As the Chinese discovered, cell site location data "generated too many false positives," said Jay Stanley, a senior policy analyst with the ACLU.
GPS data "is probably good enough to tell you that you were near a mosque or an abortion clinic ... but not good enough to figure out who you were close enough to potentially be exposed to COVID," Stanley said.
Other problems: computer algorithms are not always reliable and cell phone location data are scattered among "a whole ecosystem of privacy-invading companies," Stanley said.
In South Korea, officials took a different approach to deploying big data.
They used an infected person's cell phone location data to retrace his or her steps and then published their "anonymized" or anonymous location histories through phone apps and websites.

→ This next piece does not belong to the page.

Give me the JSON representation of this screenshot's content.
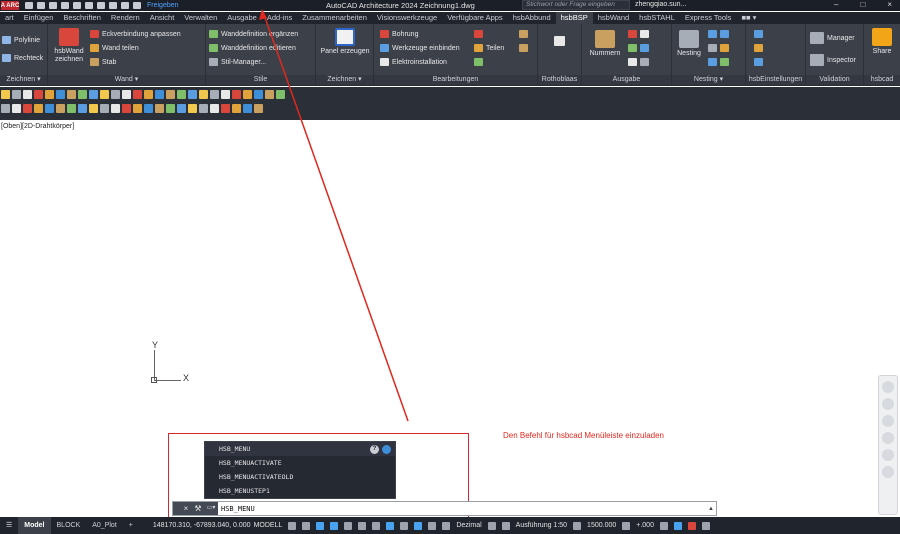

Residents who learned through the apps they may have been exposed to the virus were quickly tested.
But while effective in containing the outbreak, South Korean authorities "are not doing a good job anonymizing the data," the ACLU said.
"One alert informed the public, for example, of a '43-year-old man, resident of Nowon district' who was at his work in Mapo district attending a sexual harassment class," the report said.
In the U.S., authorities have shunned such intrusive techniques. Instead, they have largely relied on aggregate cell phone location data to monitor trends and people's movements in and out of hot spots.
Experts say such aggregate location data usually don't present privacy concerns as they involve information about large groups of people rather than individual location histories.
Yet contact tracing by both individuals and health authorities is likely to grow in use once the COVID-19 infection curve is flattened and the virus becomes more geographically localized.
Contact tracing apps use a combination of self-reported health status and location history and allow users to avoid exposure to the virus.
Apple and Google on Friday announced plans to develop a joint contact tracing app using Bluetooth technology. The app allows users to report their positive diagnosis and to receive alerts when they're in close contact with an infected person.
Ryan Calo, a law professor at the University of Washington, warned that digital contact tracing of the kind used in Singapore, South Korea and Israel has significant potential for "unintended consequences, misuse, and encroachment on privacy and civil liberties."
To the extent that contact tracing efforts have been effective in these countries, "they have not been voluntary, self-reported, or involved self-help," Calo said in written testimony to the Senate Commerce Committee. "Rather, public officials have forced compliance and dispatched investigators to interview and, if necessary, forcibly quarantine exposed individuals. I see it as an open question whether Americans would be comfortable with this level of state expenditure and intervention."